Acute respiratory distress syndrome (ARDS) is a clinical syndrome of severe dyspnea of rapid onset, hypoxemia, and diffuse pulmonary infiltrates leading to respiratory failure. ARDS is caused by diffuse lung injury from many underlying medical and surgical disorders. The lung injury may be direct, as occurs in toxic inhalation, or indirect, as occurs in sepsis (Table 268-1). The clinical features of ARDS are listed in Table 268-2. Acute lung injury (ALI) is a less severe disorder but has the potential to evolve into ARDS (Table 268-2). The arterial (a) Po2 (in mmHg)/Fio2 (inspiratory O2 fraction) <200 mmHg is characteristic of ARDS, while a Pao2/Fio2 between 200 and 300 identifies patients with ALI who are likely to benefit from aggressive therapy.
Table 268–1. Clinical Disorders Commonly Associated with ARDS |Favorite Table|Download (.pdf)
Table 268–1. Clinical Disorders Commonly Associated with ARDS
|Direct Lung Injury||Indirect Lung Injury|
|Aspiration of gastric contents||Severe trauma|
|Pulmonary contusion||Multiple bone fractures|
|Toxic inhalation injury||Head trauma|
Table 268–2. Diagnostic Criteria for ALI and ARDS |Favorite Table|Download (.pdf)
Table 268–2. Diagnostic Criteria for ALI and ARDS

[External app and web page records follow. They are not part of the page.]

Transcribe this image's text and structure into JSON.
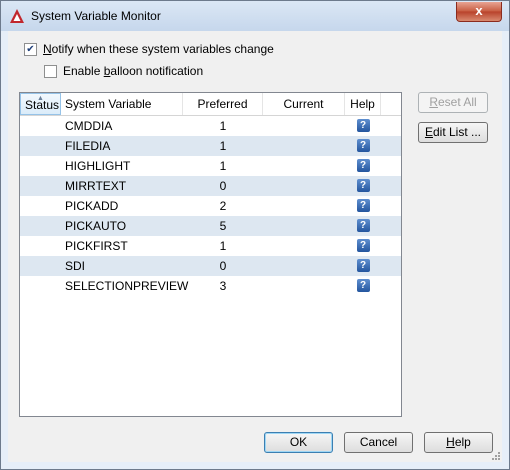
{
  "window": {
    "title": "System Variable Monitor",
    "close_glyph": "x"
  },
  "options": {
    "notify": {
      "prefix": "",
      "accel": "N",
      "suffix": "otify when these system variables change",
      "checked": true
    },
    "balloon": {
      "prefix": "Enable ",
      "accel": "b",
      "suffix": "alloon notification",
      "checked": false
    }
  },
  "table": {
    "columns": [
      "Status",
      "System Variable",
      "Preferred",
      "Current",
      "Help"
    ],
    "rows": [
      {
        "name": "CMDDIA",
        "preferred": "1",
        "current": ""
      },
      {
        "name": "FILEDIA",
        "preferred": "1",
        "current": ""
      },
      {
        "name": "HIGHLIGHT",
        "preferred": "1",
        "current": ""
      },
      {
        "name": "MIRRTEXT",
        "preferred": "0",
        "current": ""
      },
      {
        "name": "PICKADD",
        "preferred": "2",
        "current": ""
      },
      {
        "name": "PICKAUTO",
        "preferred": "5",
        "current": ""
      },
      {
        "name": "PICKFIRST",
        "preferred": "1",
        "current": ""
      },
      {
        "name": "SDI",
        "preferred": "0",
        "current": ""
      },
      {
        "name": "SELECTIONPREVIEW",
        "preferred": "3",
        "current": ""
      }
    ],
    "help_glyph": "?"
  },
  "buttons": {
    "reset_all": {
      "accel": "R",
      "rest": "eset All",
      "enabled": false
    },
    "edit_list": {
      "accel": "E",
      "rest": "dit List ..."
    },
    "ok": "OK",
    "cancel": "Cancel",
    "help": {
      "accel": "H",
      "rest": "elp"
    }
  },
  "colors": {
    "accent_red": "#c1272d",
    "alt_row": "#dde7f1",
    "help_blue": "#24569e"
  }
}
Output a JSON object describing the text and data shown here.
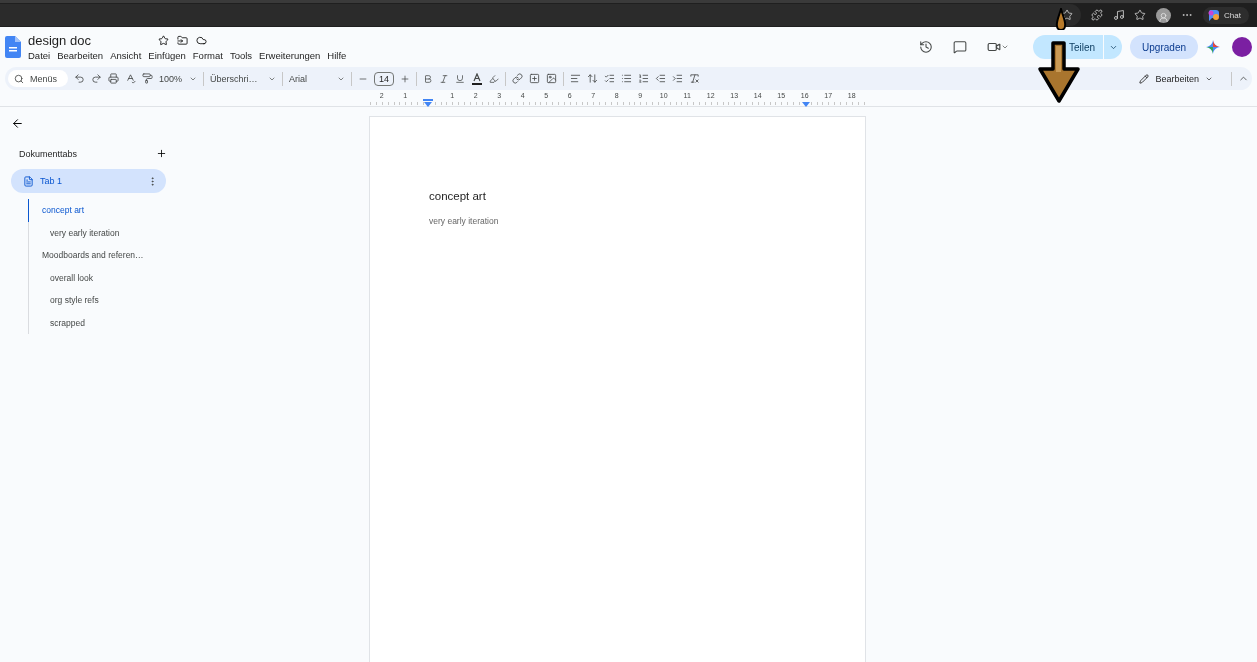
{
  "browser_bar": {
    "chat_label": "Chat"
  },
  "document": {
    "title": "design doc",
    "menu": [
      "Datei",
      "Bearbeiten",
      "Ansicht",
      "Einfügen",
      "Format",
      "Tools",
      "Erweiterungen",
      "Hilfe"
    ]
  },
  "header_actions": {
    "share": "Teilen",
    "upgrade": "Upgraden"
  },
  "toolbar": {
    "search_placeholder": "Menüs",
    "zoom": "100%",
    "style": "Überschri…",
    "font": "Arial",
    "font_size": "14",
    "mode": "Bearbeiten"
  },
  "ruler": {
    "labels": [
      "2",
      "1",
      "1",
      "2",
      "3",
      "4",
      "5",
      "6",
      "7",
      "8",
      "9",
      "10",
      "11",
      "12",
      "13",
      "14",
      "15",
      "16",
      "17",
      "18"
    ]
  },
  "sidebar": {
    "heading": "Dokumenttabs",
    "tabs": [
      {
        "label": "Tab 1",
        "selected": true
      }
    ],
    "outline": [
      {
        "label": "concept art",
        "selected": true,
        "children": [
          {
            "label": "very early iteration",
            "selected": false
          }
        ]
      },
      {
        "label": "Moodboards and referen…",
        "selected": false,
        "children": [
          {
            "label": "overall look",
            "selected": false
          },
          {
            "label": "org style refs",
            "selected": false
          },
          {
            "label": "scrapped",
            "selected": false
          }
        ]
      }
    ]
  },
  "page": {
    "paragraphs": [
      {
        "kind": "heading",
        "text": "concept art"
      },
      {
        "kind": "subheading",
        "text": "very early iteration"
      }
    ]
  }
}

|Oxygenation||Onset||Chest Radiograph||Absence of Left Atrial Hypertension|
|ALI: PaO2/FIO2 ≤ 300 mmHg||Acute||Bilateral alveolar or interstitial infiltrates||PCWP ≤ 18 mmHg or no clinical evidence of increased left atrialpressure|
|ARDS: PaO2/FIO2 ≤ 200 mmHg|
The annual incidences of ALI and ARDS are estimated to be up to 80/100,000 and 60/100,000, respectively. Approximately 10% of all intensive care unit (ICU) admissions suffer from acute respiratory failure, with ˜20% of these patients meeting criteria for ALI or ARDS.
While many medical and surgical illnesses have been associated with the development of ALI and ARDS, most cases (>80%) are caused by a relatively small number of clinical disorders, namely, severe sepsis syndrome and/or bacterial pneumonia (∼40−50%), trauma, multiple transfusions, aspiration of gastric contents, and drug overdose. Among patients with trauma, pulmonary contusion, multiple bone fractures, and chest wall trauma/flail chest are the most frequently reported surgical conditions in ARDS, whereas head trauma, near-drowning, toxic inhalation, and burns are rare causes. The risks of developing ARDS are increased in patients suffering from more than one predisposing medical or surgical condition (e.g., the risk for ARDS increases from 25% in patients with severe trauma to 56% in patients with trauma and sepsis).
Several other clinical variables have been associated with the development of ARDS. These include older age, chronic alcohol abuse, metabolic acidosis, and severity of critical illness. ...